> Instructions for the task: Please copy every line with the string "description" from the entries below.

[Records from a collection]
========================================

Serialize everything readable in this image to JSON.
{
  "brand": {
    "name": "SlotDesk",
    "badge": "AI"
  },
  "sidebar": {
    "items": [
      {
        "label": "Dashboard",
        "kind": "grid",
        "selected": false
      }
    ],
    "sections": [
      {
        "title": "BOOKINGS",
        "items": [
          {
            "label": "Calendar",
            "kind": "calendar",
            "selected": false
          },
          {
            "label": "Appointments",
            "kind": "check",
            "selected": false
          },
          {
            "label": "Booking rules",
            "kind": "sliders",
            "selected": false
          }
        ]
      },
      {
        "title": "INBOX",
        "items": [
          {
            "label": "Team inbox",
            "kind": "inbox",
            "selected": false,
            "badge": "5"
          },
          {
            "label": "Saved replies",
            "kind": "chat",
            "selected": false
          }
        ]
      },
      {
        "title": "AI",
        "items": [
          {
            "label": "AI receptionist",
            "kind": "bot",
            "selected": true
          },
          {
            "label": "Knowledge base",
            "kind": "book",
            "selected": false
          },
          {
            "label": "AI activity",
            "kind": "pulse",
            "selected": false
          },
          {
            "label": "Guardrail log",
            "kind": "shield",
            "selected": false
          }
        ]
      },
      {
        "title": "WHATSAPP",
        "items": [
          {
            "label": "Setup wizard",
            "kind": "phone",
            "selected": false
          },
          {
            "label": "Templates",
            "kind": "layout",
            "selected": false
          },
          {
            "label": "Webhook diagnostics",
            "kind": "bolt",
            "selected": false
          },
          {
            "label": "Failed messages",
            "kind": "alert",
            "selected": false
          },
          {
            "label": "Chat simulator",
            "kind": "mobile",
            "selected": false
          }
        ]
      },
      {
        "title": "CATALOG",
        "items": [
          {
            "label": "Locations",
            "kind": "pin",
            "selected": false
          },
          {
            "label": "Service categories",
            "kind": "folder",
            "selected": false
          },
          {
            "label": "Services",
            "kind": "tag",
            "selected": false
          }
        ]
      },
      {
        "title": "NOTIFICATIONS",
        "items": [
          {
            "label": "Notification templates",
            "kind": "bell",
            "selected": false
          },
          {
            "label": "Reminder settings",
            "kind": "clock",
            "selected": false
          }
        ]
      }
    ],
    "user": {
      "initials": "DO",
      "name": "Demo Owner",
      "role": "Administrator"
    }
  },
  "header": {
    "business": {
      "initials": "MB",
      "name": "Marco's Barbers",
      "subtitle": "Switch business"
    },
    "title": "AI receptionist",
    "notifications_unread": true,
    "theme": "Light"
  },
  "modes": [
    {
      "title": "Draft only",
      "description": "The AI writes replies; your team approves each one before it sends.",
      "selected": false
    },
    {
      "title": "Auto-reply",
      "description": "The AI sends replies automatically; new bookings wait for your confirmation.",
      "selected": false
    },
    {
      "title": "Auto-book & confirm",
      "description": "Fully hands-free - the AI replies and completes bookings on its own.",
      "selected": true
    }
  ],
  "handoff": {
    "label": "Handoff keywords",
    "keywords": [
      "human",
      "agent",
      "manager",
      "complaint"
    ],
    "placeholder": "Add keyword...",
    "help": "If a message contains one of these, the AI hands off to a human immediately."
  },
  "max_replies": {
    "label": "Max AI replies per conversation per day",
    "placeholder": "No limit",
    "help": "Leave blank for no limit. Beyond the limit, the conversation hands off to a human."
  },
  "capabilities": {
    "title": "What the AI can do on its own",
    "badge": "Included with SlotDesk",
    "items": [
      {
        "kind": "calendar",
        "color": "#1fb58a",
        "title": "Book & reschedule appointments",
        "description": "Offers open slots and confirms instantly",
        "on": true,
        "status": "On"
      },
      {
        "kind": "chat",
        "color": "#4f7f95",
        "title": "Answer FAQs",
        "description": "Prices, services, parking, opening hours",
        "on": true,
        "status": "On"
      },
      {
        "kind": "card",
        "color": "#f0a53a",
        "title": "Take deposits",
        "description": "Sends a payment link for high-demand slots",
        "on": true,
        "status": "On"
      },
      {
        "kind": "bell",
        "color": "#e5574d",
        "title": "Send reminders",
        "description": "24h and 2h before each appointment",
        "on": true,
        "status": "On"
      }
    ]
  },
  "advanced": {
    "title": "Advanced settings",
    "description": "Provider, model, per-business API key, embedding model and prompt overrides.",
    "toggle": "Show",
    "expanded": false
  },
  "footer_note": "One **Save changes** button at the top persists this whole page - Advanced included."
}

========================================

> Problem solution:
      "description": "The AI writes replies; your team approves each one before it sends.",
      "description": "The AI sends replies automatically; new bookings wait for your confirmation.",
      "description": "Fully hands-free - the AI replies and completes bookings on its own.",
        "description": "Offers open slots and confirms instantly",
        "description": "Prices, services, parking, opening hours",
        "description": "Sends a payment link for high-demand slots",
        "description": "24h and 2h before each appointment",
    "description": "Provider, model, per-business API key, embedding model and prompt overrides.",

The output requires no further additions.